Connecting with People in Grief 2015
Tuesday, August 11, 2015
7:30 A.M. - 4:00 P.M.
White River Conference Center
Virtually no one would debate that different age groups of people require different approaches to support them in grief. However, broad stereotypes like “Baby Boomers are self-focused” and “Millennials are non-religious” do little to help us provide meaningful support to these varied people groups as they encounter loss. Instead, what we need to find are the varied pathways to provide support to bereaved individuals and communities that appreciate their generational distinctives and that offer multiple pathways to discover meaningful support. One vital part of this process is discovering the support programs and memorial options that help provide support in the midst of loss. Members of the caregiving community including: nurses, psychologists, counselors, social workers, chaplains, clergy and other interested health care professionals are invited and encouraged to attend.
Please contact the Mid-America Transplant Services Foundation at
800-925-3666 or Merry Smith at: email@example.com for conference information.
Approaches to Death, Loss & Grief: How the Generations Differ
- Dilemmas with generalizing/stereotyping
- Sorting out the generations: Who is dying, who is grieving?
- Silents, Boomers, Xers, Ys, and Zs: Generational distinctives
- Meaning-making, religious orientation, and generational differences in grief
- Problem: Families and communities are multi-generational
Individuals, Community, or Both; How Grief in ‘the Village’ Works for Generations
- Collectivist worldviews and their role in bereavement
- Individualism and challenges to conventional bereavement programs
- How the internet proposes to change grief support
- Groups, camps, & chat-rooms: Examining the effectiveness of program models
- Deploying resources to the best ideas
How Memorialization Matters — Regardless of the Generation, Part 1
- Role of memorialization in the grief process: What does the evidence say?
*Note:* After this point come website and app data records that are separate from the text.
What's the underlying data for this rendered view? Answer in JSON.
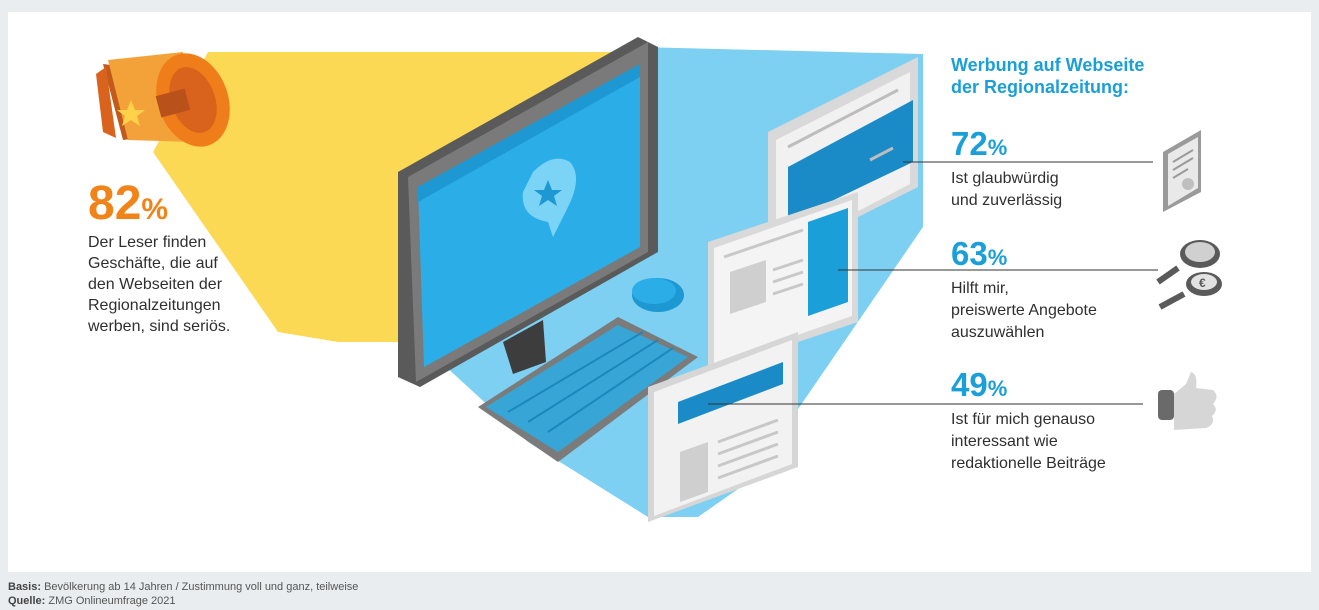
{
  "left_stat": {
    "value": "82",
    "unit": "%",
    "lines": [
      "Der Leser finden",
      "Geschäfte, die auf",
      "den Webseiten der",
      "Regionalzeitungen",
      "werben, sind seriös."
    ]
  },
  "heading": {
    "line1": "Werbung auf Webseite",
    "line2": "der Regionalzeitung:"
  },
  "stats": [
    {
      "value": "72",
      "unit": "%",
      "lines": [
        "Ist glaubwürdig",
        "und zuverlässig"
      ],
      "icon": "certificate-icon"
    },
    {
      "value": "63",
      "unit": "%",
      "lines": [
        "Hilft mir,",
        "preiswerte Angebote",
        "auszuwählen"
      ],
      "icon": "magnifier-euro-icon"
    },
    {
      "value": "49",
      "unit": "%",
      "lines": [
        "Ist für mich genauso",
        "interessant wie",
        "redaktionelle Beiträge"
      ],
      "icon": "thumbs-up-icon"
    }
  ],
  "footer": {
    "basis_label": "Basis:",
    "basis_text": "Bevölkerung ab 14 Jahren / Zustimmung voll und ganz, teilweise",
    "source_label": "Quelle:",
    "source_text": "ZMG Onlineumfrage 2021"
  },
  "colors": {
    "orange": "#f08419",
    "blue": "#1a9fd9",
    "yellow_beam": "#fcd955",
    "light_blue_beam": "#7ed0f3"
  }
}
- Managing the costs of funerals
- Making sense of memorial anchors
- Significant symbols
- Gathered community
How Memorialization Matters — Regardless of the Generation, Part 2
- Ritual action
- Cultural heritage
- Relating to the corpse: Burn it, bury it, dissolve it, or…?
- The growth of online memorialization
- Problem: Are ceremony preferences a matter of “generational taste?”
CONTINUING EDUCATION CREDIT
This program has been approved by the National Board of Certified Counselors.
Participants will receive a Certificate of Attendance with the program approval number when all requirements for 6.0 hours of continuing education credit have been met. Satisfactory completion of objectives will occur through program attendance. In order to receive a Certificate of Attendance, all participants must sign-in at the registration desk and turn in a completed evaluation form at the end of the program. No partial credit will be awarded.
For questions regarding NBCC educational credit, contact Merry Smith at 314-735-8283 or firstname.lastname@example.org.
This program has been approved by NBCC for NBCC Credit. Mid-America Transplant Services is solely responsible for all aspects of the program. NBCC Approval No. SP-2550
Registration fee is $35 (includes materials, continental breakfast, and lunch). Program fee must be mailed with registration panel or call
800-925-3666 for credit card payment.
At the conclusion of the program, participants should be able to:
- Describe generational distinctives as they relate to death, loss, and grief
- Apply principles for supporting people who are motivated by varied generational factors
- Analyze key evidence about the effectiveness of traditional and contemporary grief support program models
- Explain the five core anchors of memorial ceremonies and their significance for families and communities
- Utilize memorial options to help families create meaningful, affordable memorials
We reserve the right to substitute speakers and topics in case of emergency or cancellation. Information presented during this conference represents the views and opinions of the presenters and does not necessarily constitute the opinion, endorsement of, or promotion by the program provider.